  • Give steroids in adequate doses in all cases of acute asthma (40-50mg prednisolone orally).
  • If the oral route is unavailable then hydrocortisone can be given IV as an alternative
  • Continue prednisolone 40-50mg daily for at least five days or until recovery.


Ipratropium bromide

Combining nebulised ipratropium bromide with a nebulised beta-2 agonist produces significantly greater bronchodilation than a beta-2 agonist alone.2

  • Add nebulised ipratropium bromide (0.5 mg 4-6 hourly) to beta-2 agonist treatment for patients with acute severe or life threatening asthma or those with a poor initial response to beta-2 agonist therapy.


Magnesium sulphate

There is some evidence that, in adults, magnesium sulphate has bronchodilator effects.2

Consider giving a single dose of IV magnesium sulphate for patients with:

  • Acute severe asthma who have not had a good initial response to inhaled bronchodilator therapy
  • Life-threatening or near-fatal asthma

IV Magnesium sulphate should only be used following consultation with senior medical staff.


Intravenous aminophylline

In acute asthma, IV aminophylline is not likely to result in any additional bronchodilation compared to standard care with inhaled bronchodilators and steroids. Side effects such as arrhythmias and vomiting area increased if IV aminophylline is used.2

  • IV aminophylline should only be administered by senior medical staff / in a critical care context



It is NOT recommended to routinely prescribe antibiotics in acute asthma.2


Peak expiratory flow rate (PEFR)

Can be useful to assess severity and response to treatment, however, it shouldn’t delay administration of oxygen and nebulised medications.

Asthma severity grading

The below table demonstrates how to grade asthma severity which can then inform your management.

Asthma severity grading 3


Assess the patient

Blood pressure and pulse – rule out any evidence of haemodynamic shock

Capillary refill time  central  – should be <2 seconds


Gain IV access

Gain IV access – large bore cannula

Take blood samples FBC / U&E / LFT / Clotting / CRP


Take an arterial blood gas (ABG):

  • PaO2 – is there evidence of respiratory failure?
  • pH – alkalosis initially due to hyperventilation/acidosis is a poor prognostic sign
  • PaCO2 – often low due to hyperventilation / if rising patient needs critical care input


Assess level of consciousness – AVPU / GCS

A falling level of consciousnesses is a sign of serious deterioration and will require critical care input for further support (e.g. ventilation).


Expose patient’s body looking for:

  • Rash / Angioedema  – seen in anaphylaxis 
  • Allergens’ – e.g. IV antibiotics 

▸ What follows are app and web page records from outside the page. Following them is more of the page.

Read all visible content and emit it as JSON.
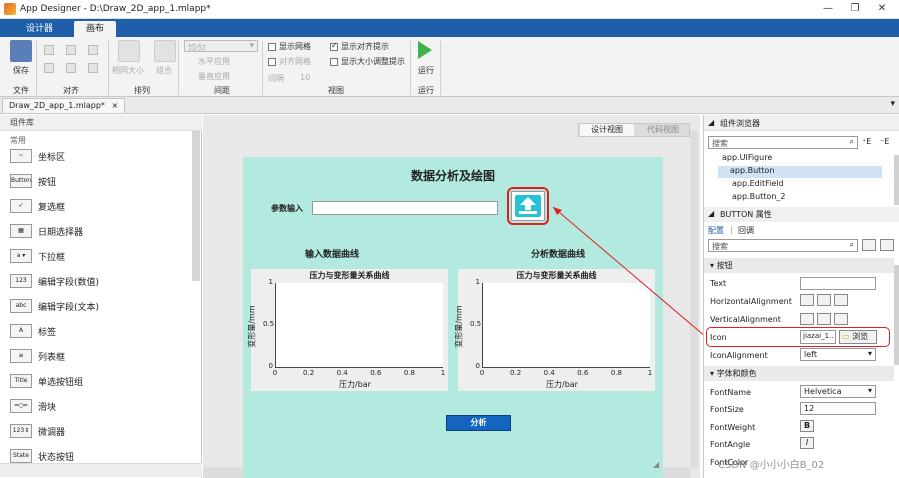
{
  "window": {
    "title": "App Designer - D:\\Draw_2D_app_1.mlapp*"
  },
  "tabs": [
    "设计器",
    "画布"
  ],
  "ribbon": {
    "file": {
      "save": "保存",
      "label": "文件"
    },
    "align": {
      "label": "对齐"
    },
    "arrange": {
      "same_size": "相同大小",
      "group": "组合",
      "label": "排列"
    },
    "spacing": {
      "dropdown": "均匀",
      "horiz": "水平应用",
      "vert": "垂直应用",
      "gap_label": "间隔",
      "gap_value": "10",
      "label": "间距"
    },
    "view": {
      "show_grid": "显示网格",
      "align_to_grid": "对齐网格",
      "show_align_hints": "显示对齐提示",
      "show_resize_hints": "显示大小调整提示",
      "label": "视图"
    },
    "run": {
      "run": "运行",
      "label": "运行"
    }
  },
  "file_tab": "Draw_2D_app_1.mlapp*",
  "library": {
    "title": "组件库",
    "section": "常用",
    "items": [
      {
        "icon": "~",
        "label": "坐标区"
      },
      {
        "icon": "Button",
        "label": "按钮"
      },
      {
        "icon": "✓",
        "label": "复选框"
      },
      {
        "icon": "▦",
        "label": "日期选择器"
      },
      {
        "icon": "a ▾",
        "label": "下拉框"
      },
      {
        "icon": "123",
        "label": "编辑字段(数值)"
      },
      {
        "icon": "abc",
        "label": "编辑字段(文本)"
      },
      {
        "icon": "A",
        "label": "标签"
      },
      {
        "icon": "≡",
        "label": "列表框"
      },
      {
        "icon": "Title",
        "label": "单选按钮组"
      },
      {
        "icon": "━○━",
        "label": "滑块"
      },
      {
        "icon": "123⇕",
        "label": "微调器"
      },
      {
        "icon": "State",
        "label": "状态按钮"
      }
    ]
  },
  "view_toggle": {
    "design": "设计视图",
    "code": "代码视图"
  },
  "figure": {
    "title": "数据分析及绘图",
    "param_label": "参数输入",
    "left_heading": "输入数据曲线",
    "right_heading": "分析数据曲线",
    "analyze_button": "分析"
  },
  "axes": [
    {
      "title": "压力与变形量关系曲线",
      "xlabel": "压力/bar",
      "ylabel": "变形量/mm",
      "xticks": [
        "0",
        "0.2",
        "0.4",
        "0.6",
        "0.8",
        "1"
      ],
      "yticks": [
        "0",
        "0.5",
        "1"
      ]
    },
    {
      "title": "压力与变形量关系曲线",
      "xlabel": "压力/bar",
      "ylabel": "变形量/mm",
      "xticks": [
        "0",
        "0.2",
        "0.4",
        "0.6",
        "0.8",
        "1"
      ],
      "yticks": [
        "0",
        "0.5",
        "1"
      ]
    }
  ],
  "browser": {
    "title": "组件浏览器",
    "search": "搜索",
    "nodes": [
      "app.UIFigure",
      "app.Button",
      "app.EditField",
      "app.Button_2"
    ]
  },
  "props": {
    "title": "BUTTON 属性",
    "tabs": [
      "配置",
      "回调"
    ],
    "search": "搜索",
    "sec_button": "按钮",
    "text_label": "Text",
    "halign": "HorizontalAlignment",
    "valign": "VerticalAlignment",
    "icon_label": "Icon",
    "icon_value": "jiazai_1..",
    "browse": "浏览",
    "icon_align": "IconAlignment",
    "icon_align_value": "left",
    "sec_font": "字体和颜色",
    "font_name": "FontName",
    "font_name_value": "Helvetica",
    "font_size": "FontSize",
    "font_size_value": "12",
    "font_weight": "FontWeight",
    "font_angle": "FontAngle",
    "font_color": "FontColor"
  },
  "watermark": "CSDN @小小小白B_02",
  "colors": {
    "accent": "#1f5ea8",
    "figure_bg": "#b3eadf",
    "annotation": "#e02020",
    "button": "#1565c0",
    "upload_icon": "#27c4d8"
  }
}
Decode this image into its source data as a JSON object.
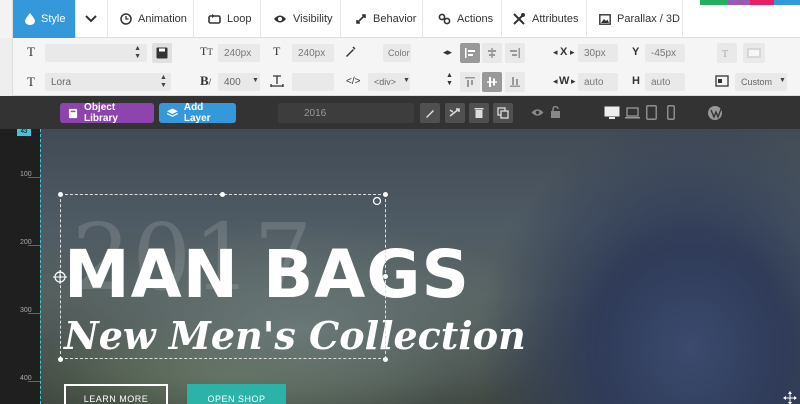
{
  "tabs": [
    {
      "label": "Style",
      "icon": "drop-icon",
      "active": true
    },
    {
      "label": "",
      "icon": "chevron-down-icon",
      "active": false
    },
    {
      "label": "Animation",
      "icon": "clock-icon",
      "active": false
    },
    {
      "label": "Loop",
      "icon": "loop-icon",
      "active": false
    },
    {
      "label": "Visibility",
      "icon": "eye-icon",
      "active": false
    },
    {
      "label": "Behavior",
      "icon": "behavior-icon",
      "active": false
    },
    {
      "label": "Actions",
      "icon": "link-icon",
      "active": false
    },
    {
      "label": "Attributes",
      "icon": "wrench-icon",
      "active": false
    },
    {
      "label": "Parallax / 3D",
      "icon": "image-icon",
      "active": false
    }
  ],
  "style_row1": {
    "font_size": "240px",
    "line_height": "240px",
    "color_label": "Color",
    "x_value": "30px",
    "y_value": "-45px",
    "x_label": "X",
    "y_label": "Y"
  },
  "style_row2": {
    "font_family": "Lora",
    "font_weight": "400",
    "tag": "<div>",
    "w_value": "auto",
    "h_value": "auto",
    "w_label": "W",
    "h_label": "H",
    "size_mode": "Custom"
  },
  "toolbar": {
    "object_library": "Object Library",
    "add_layer": "Add Layer",
    "layer_name": "2016"
  },
  "ruler": {
    "top_label": "43",
    "marks": [
      "100",
      "200",
      "300",
      "400"
    ]
  },
  "slide": {
    "year_bg": "2017",
    "headline": "MAN BAGS",
    "subheadline": "New Men's Collection",
    "button1": "LEARN MORE",
    "button2": "OPEN SHOP"
  },
  "colors": {
    "accent": "#3498db",
    "library": "#8e44ad",
    "teal": "#2bb3a7"
  }
}
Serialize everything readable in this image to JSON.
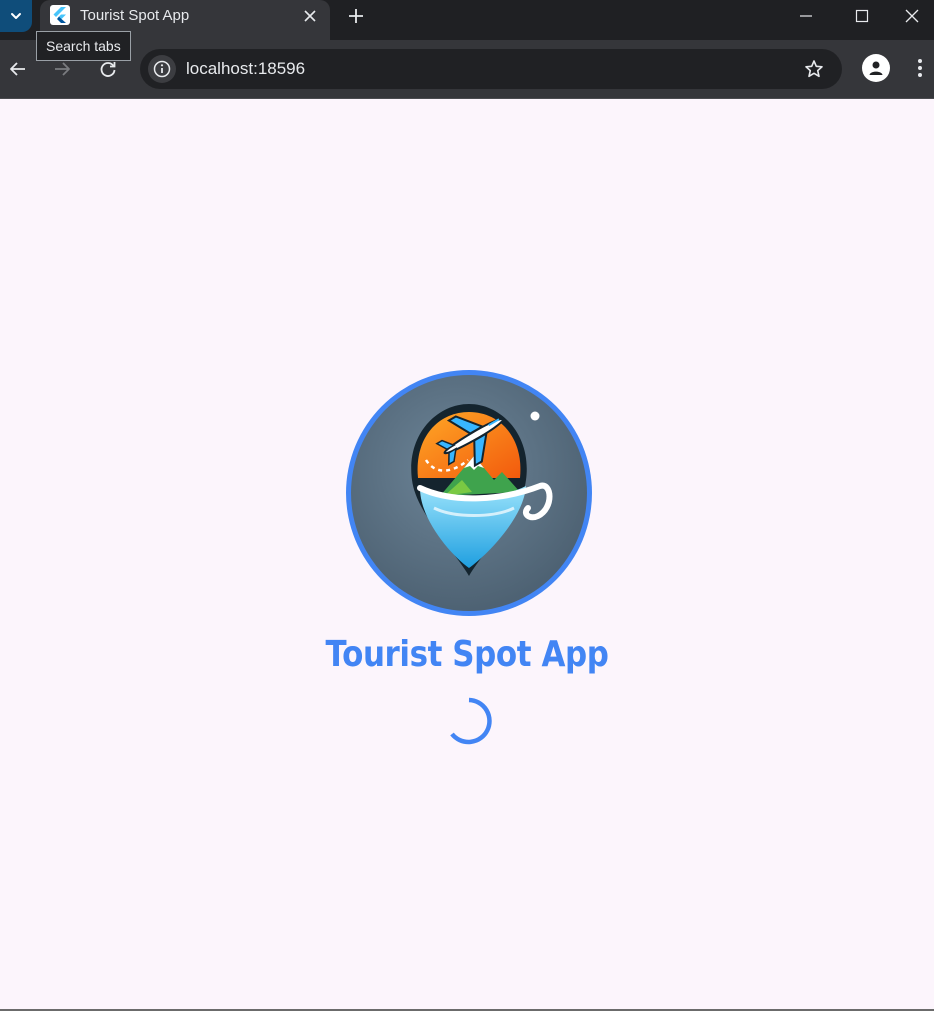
{
  "browser": {
    "tab": {
      "title": "Tourist Spot App",
      "favicon": "flutter-icon"
    },
    "tooltip": "Search tabs",
    "address_bar": {
      "url": "localhost:18596"
    },
    "icons": {
      "tab_search": "chevron-down-icon",
      "close_tab": "close-icon",
      "new_tab": "plus-icon",
      "minimize": "minimize-icon",
      "maximize": "maximize-icon",
      "close_window": "close-icon",
      "back": "arrow-left-icon",
      "forward": "arrow-right-icon",
      "reload": "reload-icon",
      "site_info": "info-icon",
      "bookmark": "star-icon",
      "profile": "profile-icon",
      "menu": "kebab-menu-icon"
    }
  },
  "app": {
    "title": "Tourist Spot App",
    "logo": "travel-pin-logo",
    "loading": true,
    "colors": {
      "accent": "#4285f4",
      "background": "#fcf5fc"
    }
  }
}
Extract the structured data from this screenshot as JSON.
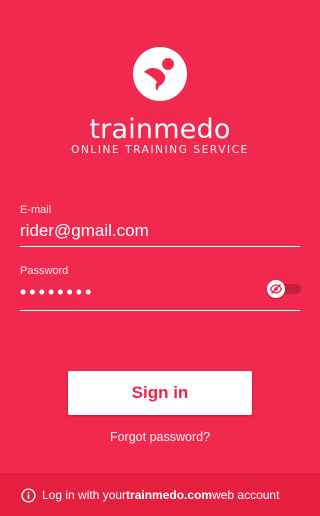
{
  "brand": {
    "name": "trainmedo",
    "tagline": "ONLINE TRAINING SERVICE"
  },
  "form": {
    "email_label": "E-mail",
    "email_value": "rider@gmail.com",
    "password_label": "Password",
    "password_value": "••••••••",
    "show_password_toggle": false
  },
  "actions": {
    "sign_in": "Sign in",
    "forgot_password": "Forgot password?"
  },
  "footer": {
    "prefix": "Log in with your ",
    "link": "trainmedo.com",
    "suffix": " web account"
  },
  "colors": {
    "background": "#f2294f",
    "accent": "#e8264b"
  },
  "icons": [
    "trainmedo-logo-icon",
    "eye-icon",
    "info-icon"
  ]
}
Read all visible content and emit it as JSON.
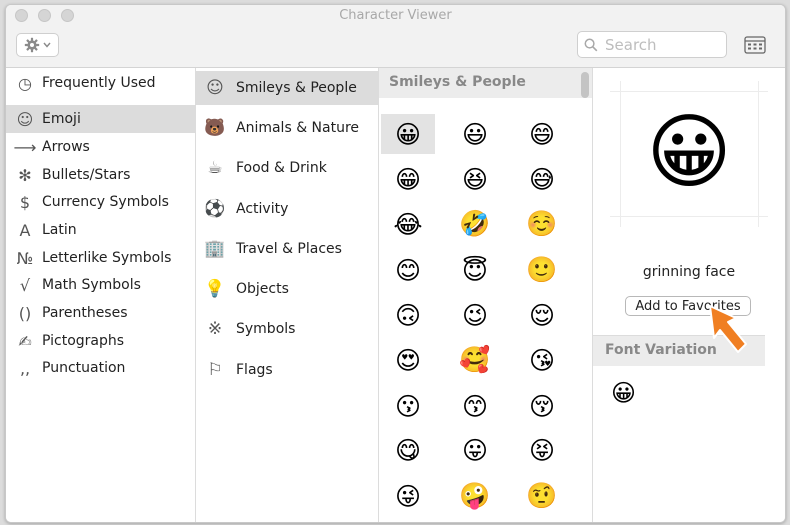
{
  "window": {
    "title": "Character Viewer"
  },
  "toolbar": {
    "settings_icon": "gear-icon",
    "search_placeholder": "Search",
    "keyboard_icon": "keyboard-viewer-icon"
  },
  "sidebar": {
    "items": [
      {
        "icon": "◷",
        "label": "Frequently Used"
      },
      {
        "icon": "☺",
        "label": "Emoji",
        "selected": true
      },
      {
        "icon": "⟶",
        "label": "Arrows"
      },
      {
        "icon": "✻",
        "label": "Bullets/Stars"
      },
      {
        "icon": "$",
        "label": "Currency Symbols"
      },
      {
        "icon": "A",
        "label": "Latin"
      },
      {
        "icon": "№",
        "label": "Letterlike Symbols"
      },
      {
        "icon": "√",
        "label": "Math Symbols"
      },
      {
        "icon": "()",
        "label": "Parentheses"
      },
      {
        "icon": "✍",
        "label": "Pictographs"
      },
      {
        "icon": "‚,",
        "label": "Punctuation"
      }
    ]
  },
  "categories": {
    "items": [
      {
        "icon": "☺",
        "label": "Smileys & People",
        "selected": true
      },
      {
        "icon": "🐻",
        "label": "Animals & Nature"
      },
      {
        "icon": "☕",
        "label": "Food & Drink"
      },
      {
        "icon": "⚽",
        "label": "Activity"
      },
      {
        "icon": "🏢",
        "label": "Travel & Places"
      },
      {
        "icon": "💡",
        "label": "Objects"
      },
      {
        "icon": "※",
        "label": "Symbols"
      },
      {
        "icon": "⚐",
        "label": "Flags"
      }
    ]
  },
  "grid": {
    "header": "Smileys & People",
    "emojis": [
      "😀",
      "😃",
      "😄",
      "😁",
      "😆",
      "😅",
      "😂",
      "🤣",
      "☺️",
      "😊",
      "😇",
      "🙂",
      "🙃",
      "😉",
      "😌",
      "😍",
      "🥰",
      "😘",
      "😗",
      "😙",
      "😚",
      "😋",
      "😛",
      "😝",
      "😜",
      "🤪",
      "🤨"
    ]
  },
  "preview": {
    "emoji": "😀",
    "name": "grinning face",
    "add_favorites_label": "Add to Favorites",
    "font_variation_header": "Font Variation",
    "font_variation_emoji": "😀"
  },
  "colors": {
    "selection": "#dcdcdc",
    "arrow": "#f07f22"
  }
}
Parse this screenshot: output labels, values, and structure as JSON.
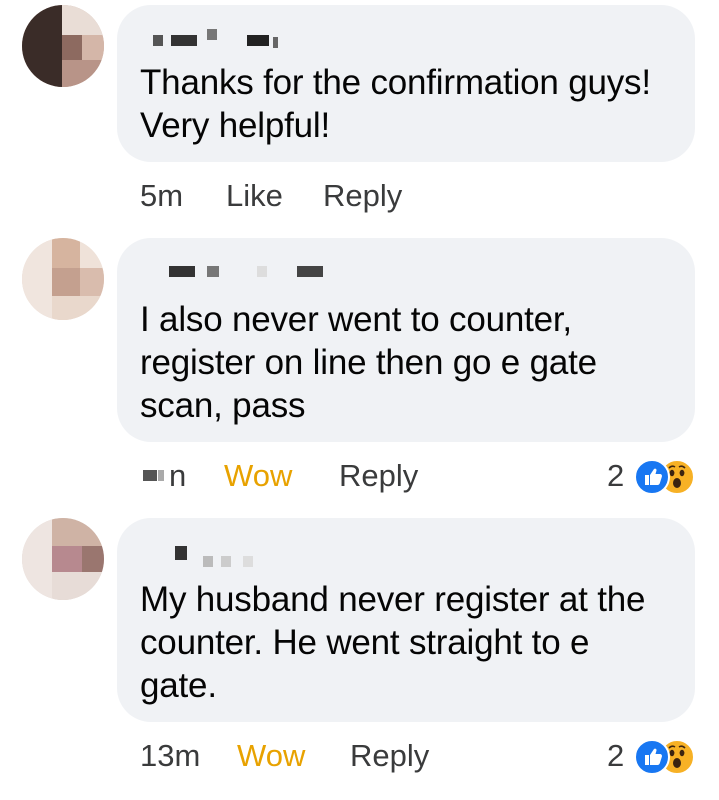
{
  "comments": [
    {
      "author": "",
      "text": "Thanks for the confirmation guys! Very helpful!",
      "time": "5m",
      "reaction_label": "Like",
      "reply_label": "Reply",
      "reaction_count": "",
      "avatar_colors": [
        "#3a2c28",
        "#d4b6a8",
        "#8d6a60",
        "#eee2dc"
      ]
    },
    {
      "author": "",
      "text": "I also never went to counter, register on line then go e gate scan, pass",
      "time": "n",
      "reaction_label": "Wow",
      "reply_label": "Reply",
      "reaction_count": "2",
      "reaction_icons": [
        "like-icon",
        "wow-icon"
      ],
      "avatar_colors": [
        "#d6b49f",
        "#e9d8cc",
        "#c4a08f",
        "#f2e8e2"
      ]
    },
    {
      "author": "",
      "text": "My husband never register at the counter. He went straight to e gate.",
      "time": "13m",
      "reaction_label": "Wow",
      "reply_label": "Reply",
      "reaction_count": "2",
      "reaction_icons": [
        "like-icon",
        "wow-icon"
      ],
      "avatar_colors": [
        "#cfb3a5",
        "#b7898f",
        "#e7dcd7",
        "#9a766f"
      ]
    }
  ],
  "colors": {
    "bubble": "#f0f2f5",
    "wow_text": "#e8a200",
    "like_blue": "#1877f2",
    "wow_yellow": "#f7b125"
  }
}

Reassess ABCDE

It is essential to continually reassess ABCDE and treat issues as you encounter them.  This allows continual reassessment of the response to treatment and early recognition of deterioration.

If the patient does not respond to treatment or deteriorates,  critical care input should be involved as soon as possible.


1. British Thoracic / SIGN guidelines – Management of Acute Asthma in Adults [LINK]
2. NICE Clinical Knowledge Summary – Scenario: Acute asthma exacerbation [LINK]